I once read that an organisation will always try to spend more than it makes. In several decades of working in Central and South West London I’ve found this to be true.
It happens because the business needs another van, or the office needs a faster photocopier or more pay for the receptionist. It happens because all these are needed things and will of course help the business to deliver better service. It happens most insidiously when the business buys into weekly commitments like better premises with higher rent or leases a better water cooler, and little by little with all the purchases being useful, sensible and even necessary, the business finds itself spending more than it makes.
An organisation will not have a surplus unless the person controlling the finances is ignoring requests for “essentials” so as to ensure income greater than outgo.
If this isn’t real then start a small business on small overheads and watch those overheads grow and grow almost all by themselves until outgo exceeds income.
I write this for the attention of small business, because they perhaps might listen. The same rule applies to large businesses and governments, but they won’t listen. In fact if any small business acted like a government financially they would soon be bankrupt, if not imprisoned.
A small business can be a beautiful thing. Small business are the backbone of our economy. Even more than that, they ARE the economy.
In 2017, of the 5.7 million businesse in the UK, 5.5 million or 96% employed under 10 people. We are indeed a proud nation of shopkeepers.

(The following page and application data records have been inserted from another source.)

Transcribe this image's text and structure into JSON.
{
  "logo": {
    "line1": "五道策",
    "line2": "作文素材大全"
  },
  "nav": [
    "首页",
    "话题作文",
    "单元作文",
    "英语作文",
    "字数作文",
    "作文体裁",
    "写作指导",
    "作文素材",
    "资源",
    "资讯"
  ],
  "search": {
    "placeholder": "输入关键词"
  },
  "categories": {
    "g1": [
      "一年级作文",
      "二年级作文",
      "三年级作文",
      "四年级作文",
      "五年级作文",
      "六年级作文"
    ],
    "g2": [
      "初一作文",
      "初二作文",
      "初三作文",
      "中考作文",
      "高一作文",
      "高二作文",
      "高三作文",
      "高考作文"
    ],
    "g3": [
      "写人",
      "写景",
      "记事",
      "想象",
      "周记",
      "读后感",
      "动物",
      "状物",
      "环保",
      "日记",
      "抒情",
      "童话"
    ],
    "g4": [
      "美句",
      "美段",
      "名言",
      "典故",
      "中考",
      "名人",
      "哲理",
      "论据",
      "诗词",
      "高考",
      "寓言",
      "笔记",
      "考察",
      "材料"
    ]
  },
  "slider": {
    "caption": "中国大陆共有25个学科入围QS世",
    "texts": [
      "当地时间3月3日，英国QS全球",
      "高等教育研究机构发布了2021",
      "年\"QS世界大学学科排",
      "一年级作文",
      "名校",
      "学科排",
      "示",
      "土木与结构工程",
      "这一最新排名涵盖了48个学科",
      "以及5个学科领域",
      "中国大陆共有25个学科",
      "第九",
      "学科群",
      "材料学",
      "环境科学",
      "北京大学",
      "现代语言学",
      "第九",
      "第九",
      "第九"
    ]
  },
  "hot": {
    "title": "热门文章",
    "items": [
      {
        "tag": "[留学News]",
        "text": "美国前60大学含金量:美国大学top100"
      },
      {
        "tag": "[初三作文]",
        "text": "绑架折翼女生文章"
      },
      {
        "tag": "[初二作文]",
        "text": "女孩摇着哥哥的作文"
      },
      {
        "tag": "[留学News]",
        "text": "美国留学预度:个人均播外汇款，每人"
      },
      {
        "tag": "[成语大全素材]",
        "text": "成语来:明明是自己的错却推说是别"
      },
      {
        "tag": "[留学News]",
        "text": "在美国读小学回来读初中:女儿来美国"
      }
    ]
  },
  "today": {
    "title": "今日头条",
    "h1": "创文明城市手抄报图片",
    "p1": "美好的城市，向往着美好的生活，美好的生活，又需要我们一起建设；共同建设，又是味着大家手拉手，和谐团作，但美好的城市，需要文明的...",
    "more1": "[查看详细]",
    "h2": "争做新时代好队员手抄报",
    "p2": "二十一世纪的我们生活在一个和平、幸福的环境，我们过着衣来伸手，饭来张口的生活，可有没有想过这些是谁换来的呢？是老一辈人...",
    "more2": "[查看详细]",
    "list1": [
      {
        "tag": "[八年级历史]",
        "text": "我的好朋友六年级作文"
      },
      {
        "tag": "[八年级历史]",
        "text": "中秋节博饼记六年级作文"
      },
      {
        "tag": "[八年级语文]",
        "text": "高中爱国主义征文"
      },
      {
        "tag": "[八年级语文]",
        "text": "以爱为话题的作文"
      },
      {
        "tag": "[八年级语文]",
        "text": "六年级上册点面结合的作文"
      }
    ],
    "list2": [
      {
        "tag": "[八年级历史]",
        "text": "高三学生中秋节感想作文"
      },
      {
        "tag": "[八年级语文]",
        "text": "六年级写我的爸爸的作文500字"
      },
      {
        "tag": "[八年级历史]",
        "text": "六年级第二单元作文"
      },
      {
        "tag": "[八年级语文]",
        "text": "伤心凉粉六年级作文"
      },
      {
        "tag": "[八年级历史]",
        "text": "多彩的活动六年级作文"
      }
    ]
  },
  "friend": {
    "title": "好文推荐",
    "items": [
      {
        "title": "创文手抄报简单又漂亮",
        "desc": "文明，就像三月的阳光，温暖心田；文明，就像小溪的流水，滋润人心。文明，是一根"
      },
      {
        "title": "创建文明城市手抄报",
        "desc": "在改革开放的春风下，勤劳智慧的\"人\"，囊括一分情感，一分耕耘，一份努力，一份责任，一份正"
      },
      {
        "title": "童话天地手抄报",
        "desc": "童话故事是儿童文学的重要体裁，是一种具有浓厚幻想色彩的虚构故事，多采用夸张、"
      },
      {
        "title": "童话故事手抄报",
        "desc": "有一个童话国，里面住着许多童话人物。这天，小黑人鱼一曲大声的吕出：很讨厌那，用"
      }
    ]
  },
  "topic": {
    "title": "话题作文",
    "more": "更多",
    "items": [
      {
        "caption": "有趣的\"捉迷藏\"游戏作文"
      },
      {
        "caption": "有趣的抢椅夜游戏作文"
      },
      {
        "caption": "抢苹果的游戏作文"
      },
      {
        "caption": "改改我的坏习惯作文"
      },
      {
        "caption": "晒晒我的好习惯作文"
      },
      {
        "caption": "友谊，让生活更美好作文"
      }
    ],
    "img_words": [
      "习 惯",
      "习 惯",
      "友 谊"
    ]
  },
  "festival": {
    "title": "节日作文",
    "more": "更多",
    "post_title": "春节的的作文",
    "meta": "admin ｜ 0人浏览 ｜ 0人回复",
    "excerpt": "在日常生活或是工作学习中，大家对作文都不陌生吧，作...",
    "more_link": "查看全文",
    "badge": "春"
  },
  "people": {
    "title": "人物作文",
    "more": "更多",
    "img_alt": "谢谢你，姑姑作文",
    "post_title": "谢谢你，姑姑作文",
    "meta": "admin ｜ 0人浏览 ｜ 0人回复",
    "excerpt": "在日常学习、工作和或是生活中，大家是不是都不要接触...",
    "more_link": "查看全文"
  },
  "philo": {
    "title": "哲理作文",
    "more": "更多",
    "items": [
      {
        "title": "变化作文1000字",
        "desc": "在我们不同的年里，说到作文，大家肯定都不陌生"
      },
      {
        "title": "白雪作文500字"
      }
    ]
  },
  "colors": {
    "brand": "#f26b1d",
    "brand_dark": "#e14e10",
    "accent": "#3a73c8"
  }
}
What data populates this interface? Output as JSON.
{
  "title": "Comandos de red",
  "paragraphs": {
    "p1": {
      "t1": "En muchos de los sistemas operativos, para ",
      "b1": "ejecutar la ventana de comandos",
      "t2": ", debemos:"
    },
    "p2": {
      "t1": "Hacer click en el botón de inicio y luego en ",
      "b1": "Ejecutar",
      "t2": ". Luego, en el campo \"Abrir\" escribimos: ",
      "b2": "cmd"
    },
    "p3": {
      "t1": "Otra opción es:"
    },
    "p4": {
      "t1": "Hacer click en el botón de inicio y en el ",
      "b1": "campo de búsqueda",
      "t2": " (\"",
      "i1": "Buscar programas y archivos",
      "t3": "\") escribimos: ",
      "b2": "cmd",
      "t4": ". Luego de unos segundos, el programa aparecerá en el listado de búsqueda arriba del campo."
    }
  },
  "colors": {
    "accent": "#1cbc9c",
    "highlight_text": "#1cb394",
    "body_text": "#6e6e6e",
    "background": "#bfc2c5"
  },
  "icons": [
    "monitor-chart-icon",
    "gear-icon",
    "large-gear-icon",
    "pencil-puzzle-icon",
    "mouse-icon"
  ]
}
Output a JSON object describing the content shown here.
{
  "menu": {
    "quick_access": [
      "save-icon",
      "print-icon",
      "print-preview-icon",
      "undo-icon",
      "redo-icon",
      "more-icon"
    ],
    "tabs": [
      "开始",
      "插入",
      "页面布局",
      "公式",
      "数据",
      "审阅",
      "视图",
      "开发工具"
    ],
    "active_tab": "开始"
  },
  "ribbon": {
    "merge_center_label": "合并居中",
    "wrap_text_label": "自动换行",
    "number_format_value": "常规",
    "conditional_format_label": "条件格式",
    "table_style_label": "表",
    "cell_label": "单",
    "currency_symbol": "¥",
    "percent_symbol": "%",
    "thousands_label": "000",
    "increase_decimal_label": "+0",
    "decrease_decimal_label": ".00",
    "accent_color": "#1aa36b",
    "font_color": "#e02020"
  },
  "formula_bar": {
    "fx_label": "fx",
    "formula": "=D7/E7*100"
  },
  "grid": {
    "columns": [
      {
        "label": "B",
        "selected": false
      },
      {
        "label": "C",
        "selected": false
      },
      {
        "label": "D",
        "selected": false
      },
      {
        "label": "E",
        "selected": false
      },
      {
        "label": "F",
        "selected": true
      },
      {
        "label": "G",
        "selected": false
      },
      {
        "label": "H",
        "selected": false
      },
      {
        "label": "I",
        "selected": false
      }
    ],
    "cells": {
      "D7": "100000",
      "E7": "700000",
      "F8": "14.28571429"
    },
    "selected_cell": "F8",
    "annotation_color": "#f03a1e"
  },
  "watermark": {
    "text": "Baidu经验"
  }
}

That an organisation will always try to spend more than it makes, is more than a rule, it is a natural law, and only insensitivity to all those reasonable demands for more facilities will allow the creation of a viable business to occur. Then when the money has been made, delivery facilities can be gotten, but beware those insidious monthly commitments.